I don't think Mr Glover, or the Express, has quite got the answer. A phobia is defined as an irrational fear, an inability to distinguish an imagined danger from an actual one. Phobics really do think their anxieties are based on reason. Claustrophobes know that there is a pretty good chance that the lift-door will fail to open, or that the walls will fall in; agoraphobes are confident that after leaving the house they will forget who they are.

There is no point in telling a xenophobe that foreigners (xenoi in Greek) are harmless. They will only reply that they have every reason to think that their national identity is threatened by them, and that it must therefore be wrong to call them xenophobes, because phobias cannot be rational. Xenophobia, declared the Express, is practically unknown in Britain.

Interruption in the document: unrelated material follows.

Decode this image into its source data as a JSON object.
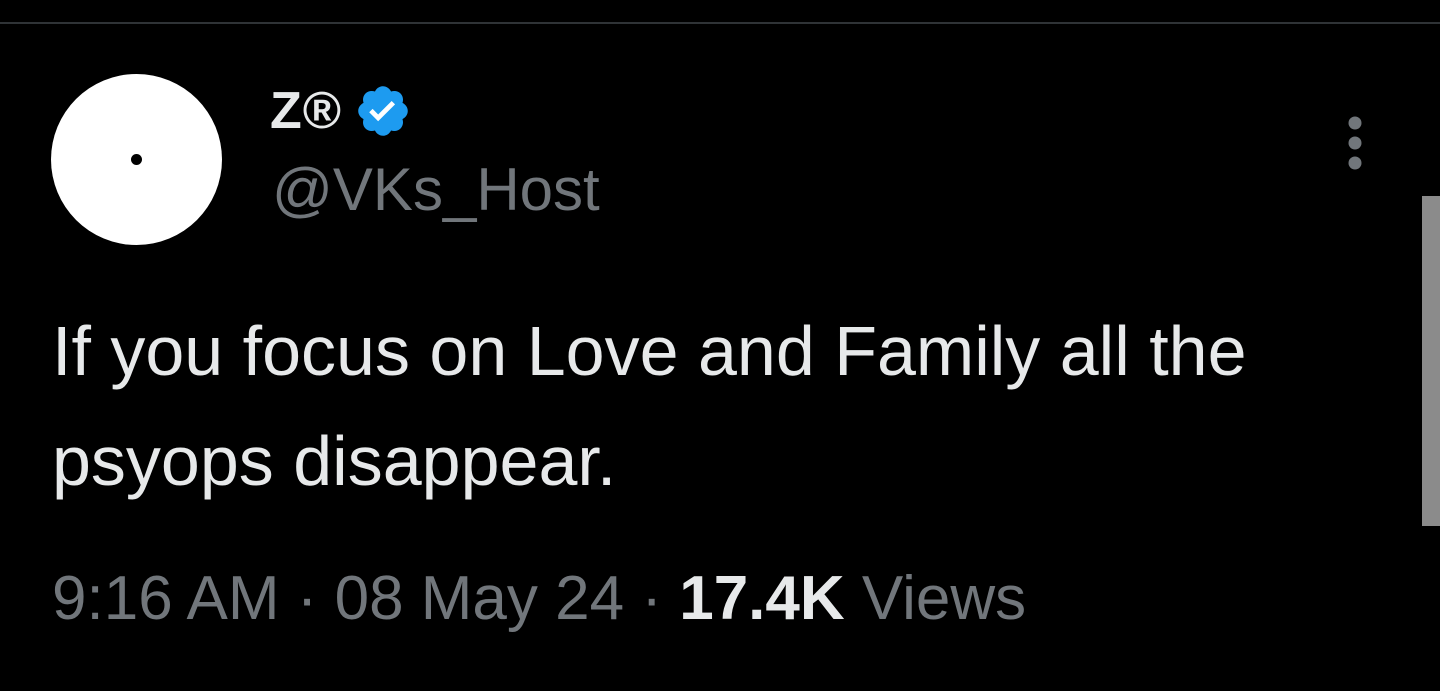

To be fair, one must admit that the word itself is newish; the OED takes it back no further than 1909. Perhaps it wasn't till then that fear of strangers began to be thought unreasonable? Meanwhile the medical encyclopedias list up to 200 recognised forms of phobia. Treatment (we are told) includes exposing the patient, in the company of a trusted companion, to further phobic situations; I'm not sure this would work with some of our extremer Euro-sceptics. The list, by the way, includes phobophobia, an irrational fear of phobias. No doubt someone will start calling Jacques Santer a phobophobic.

Nicholas Bagnall